Florida Sen. Marco Rubio is among a small flank of conservative Republicans who made a failed attempt to stop the agreement Wednesday night that re-opened the federal government today.
But Rubio and other Tea Party-led Republicans are not about to end their opposition to the Affordable Health Care Act — or admit defeat. Rubio is blaming President Obama and Democrats for the federal shutdown that will cost taxpayers billions of dollars.
“I know of no one in my party who supported shutting down the government,” Rubio said just prior to Wednesday’s late-night vote. “On the contrary, we argued that we should fund the entire government except for one thing, ObamaCare.”
Rubio said that Democrats were given the choice of shutting down the federal government or defunding the Affordable Health Care Act.
Rubio said that Obama-led Democrats caused hardship and economic loss “just to save their pet project.”
Rubio’s position is in stark contrast to other members of the Florida congressional delegation.
“I am very grateful that we will avoid a default that would not only hurt the people of this country but that would irreparably damage the financial foundation of this nation,” said Democratic Sen. Sen. Bill Nelson, who called the shutdown the work of party “extremists.”
Republican Rep. Bill Young had also urged fellow members of Congress to approve a clean funding bill, with no strings attached. “The politics should be over," he told The Tampa Bay Times. "It's time to legislate."

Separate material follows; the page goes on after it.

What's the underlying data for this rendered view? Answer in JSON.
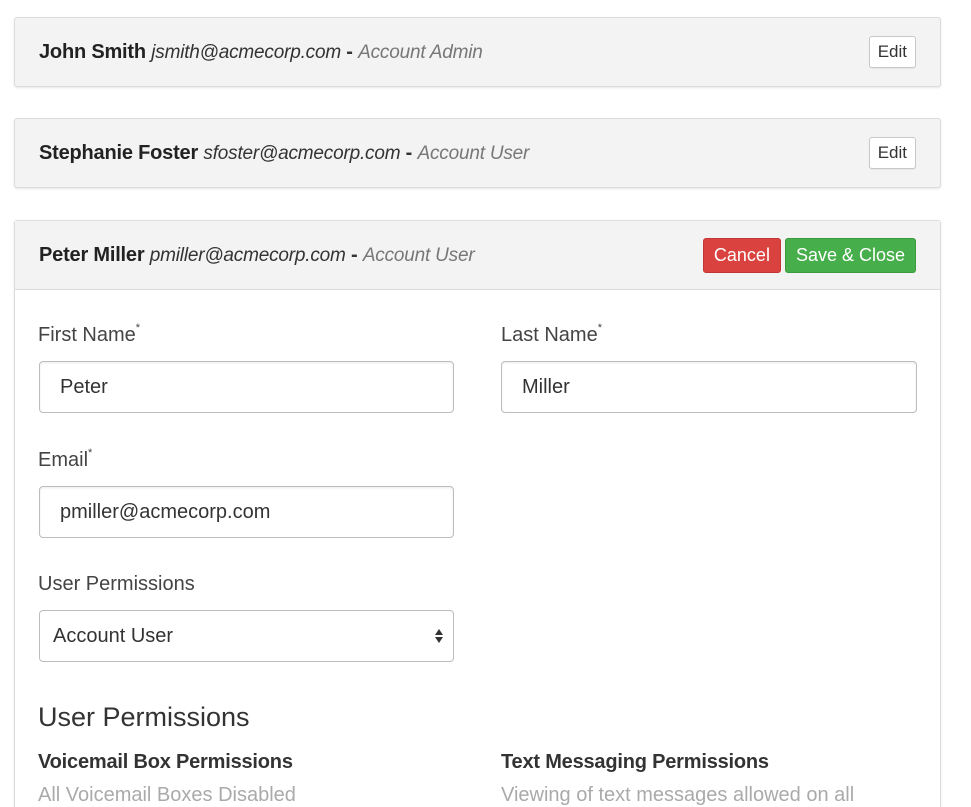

More this morning…
Why isn't the jobless claims system working?: It’s turning out to be a real job to file for unemployment benefits using the new $63 million website the state of Florida launched this week to process claims and issue jobless benefits.
Although state officials are claiming that the new Connect system is doing its job, social media sites and unemployment offices have been filled with people experiencing problems and posting complaints. Up to 240,000 jobless Floridians are required to use the online system to receive benefits.
The Tampa Bay Times is describing Florida’s jobless benefits system as ranking “the lowest in granting aid.”
Applicants have said the system is not accepting their claims after they are filled out online, or that they are being blocked from the benefits page altogether. Phone lines for customer service are so jammed that people cannot get through for help. Some have driven over to the local unemployment offices, only to be told that they must get their claims filed online.
Michelle Mattock, a laid-off nursing assistant, told The Tampa Bay Times that she was laid off two weeks ago and has been unable to get benefits for herself and her son. She said she was “blocked” from the benefits page. Mattock said she has run out of money. "It's hopeless," she said. "There are no answers. Ever."
Prior to the new system coming online, the Department of Economic Opportunity had warned that the upgraded system would require longer waits and delays, as it is more secure and requires additional information from applicants.
Jolt for ratepayers: The Public Service Commission is expected to decide today on a proposal that would enable Duke Energy to raise rates to cover the costs of two failed nuclear power plants.
If approved, Duke Energy would be able to pass along $3.2 billion in costs to customers.
The money would cover costs associated with the retirement of the Crystal River plant after a failed upgrade, as well as losses from the proposed Levy County nuclear project, which failed to move forward. Duke would pay $1.5 billion.
Rep. Dwight Dudley was among those who testified at public hearings this week before utility regulators. He said Duke Energy ratepayers “are getting ripped off.”